Further reasons include the fact that their charac-teristics can be altered significantly through the application of heat or light—an im-portant consideration in the development of heat- and light-sensitive devices. Some of the unique qualities of Ge and Si noted above are due to their atomic structure. The atoms of both materials form a very definite pattern that is periodic in nature i. One complete pattern is called a crystal and the periodic arrangement of the atoms a lattice.

For Ge and Si the crystal has the three-dimensional diamond structure of Fig. Any material composed solely of re-peating crystal structures of the same kind is called a single-crystal structure. For semiconductor materials of practical application in the electronics field, this single-crystal feature exists, and, in addition, the periodicity of the structure does not change significantly with the addition of impurities in the doping process.

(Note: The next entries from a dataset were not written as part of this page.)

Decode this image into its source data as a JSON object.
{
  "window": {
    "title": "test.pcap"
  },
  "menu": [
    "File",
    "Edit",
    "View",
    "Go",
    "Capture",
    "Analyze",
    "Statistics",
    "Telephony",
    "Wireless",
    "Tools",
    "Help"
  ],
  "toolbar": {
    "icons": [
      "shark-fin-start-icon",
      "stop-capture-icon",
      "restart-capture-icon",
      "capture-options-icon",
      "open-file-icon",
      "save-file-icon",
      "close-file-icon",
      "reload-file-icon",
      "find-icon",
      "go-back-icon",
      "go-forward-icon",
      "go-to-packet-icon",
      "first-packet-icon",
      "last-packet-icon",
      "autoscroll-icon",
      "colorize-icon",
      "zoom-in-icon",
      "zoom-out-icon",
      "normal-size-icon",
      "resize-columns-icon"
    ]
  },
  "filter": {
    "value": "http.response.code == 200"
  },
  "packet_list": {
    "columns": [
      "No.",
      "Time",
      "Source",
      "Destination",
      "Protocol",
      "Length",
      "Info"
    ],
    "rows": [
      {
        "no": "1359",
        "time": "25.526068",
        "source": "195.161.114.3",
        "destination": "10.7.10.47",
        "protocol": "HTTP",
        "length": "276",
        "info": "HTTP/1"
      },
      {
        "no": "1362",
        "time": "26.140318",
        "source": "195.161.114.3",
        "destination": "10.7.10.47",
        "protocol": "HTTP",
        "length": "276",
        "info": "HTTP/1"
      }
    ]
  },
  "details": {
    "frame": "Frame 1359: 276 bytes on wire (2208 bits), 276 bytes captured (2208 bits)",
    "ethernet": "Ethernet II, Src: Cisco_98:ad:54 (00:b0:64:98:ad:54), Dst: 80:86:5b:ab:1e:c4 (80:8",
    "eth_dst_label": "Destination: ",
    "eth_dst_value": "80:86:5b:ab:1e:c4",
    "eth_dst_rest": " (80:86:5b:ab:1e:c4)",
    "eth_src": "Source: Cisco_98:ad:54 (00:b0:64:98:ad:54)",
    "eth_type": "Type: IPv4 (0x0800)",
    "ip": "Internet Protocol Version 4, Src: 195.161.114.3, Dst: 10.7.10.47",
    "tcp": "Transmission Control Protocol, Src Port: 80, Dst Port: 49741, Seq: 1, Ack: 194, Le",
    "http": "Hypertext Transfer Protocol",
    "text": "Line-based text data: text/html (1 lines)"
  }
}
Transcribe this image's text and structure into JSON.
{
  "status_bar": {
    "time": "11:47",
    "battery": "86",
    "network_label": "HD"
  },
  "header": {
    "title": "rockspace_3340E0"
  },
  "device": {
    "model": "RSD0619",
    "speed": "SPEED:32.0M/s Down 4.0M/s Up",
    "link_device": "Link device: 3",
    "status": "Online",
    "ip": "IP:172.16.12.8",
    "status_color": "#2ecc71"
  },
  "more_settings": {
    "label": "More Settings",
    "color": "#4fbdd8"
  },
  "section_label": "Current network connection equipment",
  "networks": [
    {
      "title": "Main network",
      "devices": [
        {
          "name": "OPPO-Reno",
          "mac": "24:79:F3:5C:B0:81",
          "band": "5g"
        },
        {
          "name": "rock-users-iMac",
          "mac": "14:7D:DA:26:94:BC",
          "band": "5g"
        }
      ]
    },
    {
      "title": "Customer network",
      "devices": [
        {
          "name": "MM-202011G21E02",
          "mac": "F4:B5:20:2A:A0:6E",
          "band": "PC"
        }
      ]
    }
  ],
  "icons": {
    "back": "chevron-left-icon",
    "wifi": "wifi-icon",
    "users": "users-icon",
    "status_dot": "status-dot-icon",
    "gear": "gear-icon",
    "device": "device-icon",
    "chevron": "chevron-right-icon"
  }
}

Let us now examine the structure of the atom itself and note how it might affect the electrical characteristics of the material. As you are aware, the atom is composed of three basic particles: the electron, the proton, and the neutron. In the atomic lat-tice, the neutrons and protons form the nucleus, while the electrons revolve around the nucleus in a fixed orbit. The Bohr models of the two most commonly used semi-conductors, germanium and silicon, are shown in Fig.

As indicated by Fig. In each case, there are 4 electrons in the outermost valence shell. The potential ionization potential required to remove any one of these 4 valence electrons is lower than that required for any other electron in the struc-ture.

In a pure germanium or silicon crystal these 4 valence electrons are bonded to 4 adjoining atoms, as shown in Fig. Both Ge and Si are referred to as tetravalent atoms because they each have four valence electrons. A bonding of atoms, strengthened by the sharing of electrons, is called cova-lent bonding. The term free reveals that their motion is quite sensitive to applied electric fields such as established by voltage sources or any difference in potential.

Electronic devices and circuit theory (robert boylestad)(1)

Search this site. Adaptive Filters PDF. Avr - Mikrocontroller PDF. Bannister et al PDF. Barcelona-Madrid : arquitecturas PDF.

Electronic Circuit Pdf. The output of this circuit is negative. Electronic Circuits Diagrams. This circuit provide automatic current limiting up to 8. You can use this efficient and user-friendly piece of software in order to demonstrate or run simulations of various electronic circuits. EasyEDA is a free and easy to use circuit design, circuit simulator and pcb design that runs in your web Exporting as pdf is recommended: pdf gives good quality printed output and a small file size. Electronic Devices — Floyd, Pearson Education.


Download Electronic Devices and Circuit Theory free book PDF Author: Robert L. Boylestad, Louis Nashelsky Pages: ISBN: Format: Epub.


NUBDIRL/Manakin Repository

College Physics — Raymond A. Serway, Chris Vuille — 8th Edition. Introduction to Heat Transfer — Frank P. Incropera — 6th Edition.

4 comments

  • Teresa T. 27.04.2021 at 09:36

    European declaration of human rights pdf honda book of dreams pdf

    Reply
  • Levon B. 01.05.2021 at 10:22

    Electronic devices and circuit theory (robert boylestad)(1). Nilan Lakmal IDEAL DIODEThe first electronic device to be introduced is called the diode. It is the.

    Reply
  • Doris M. 03.05.2021 at 08:22

    Search this site.

    Reply
  • Clarice T. 03.05.2021 at 17:25

    Electronic Devices Pdf.

    Reply

Leave a reply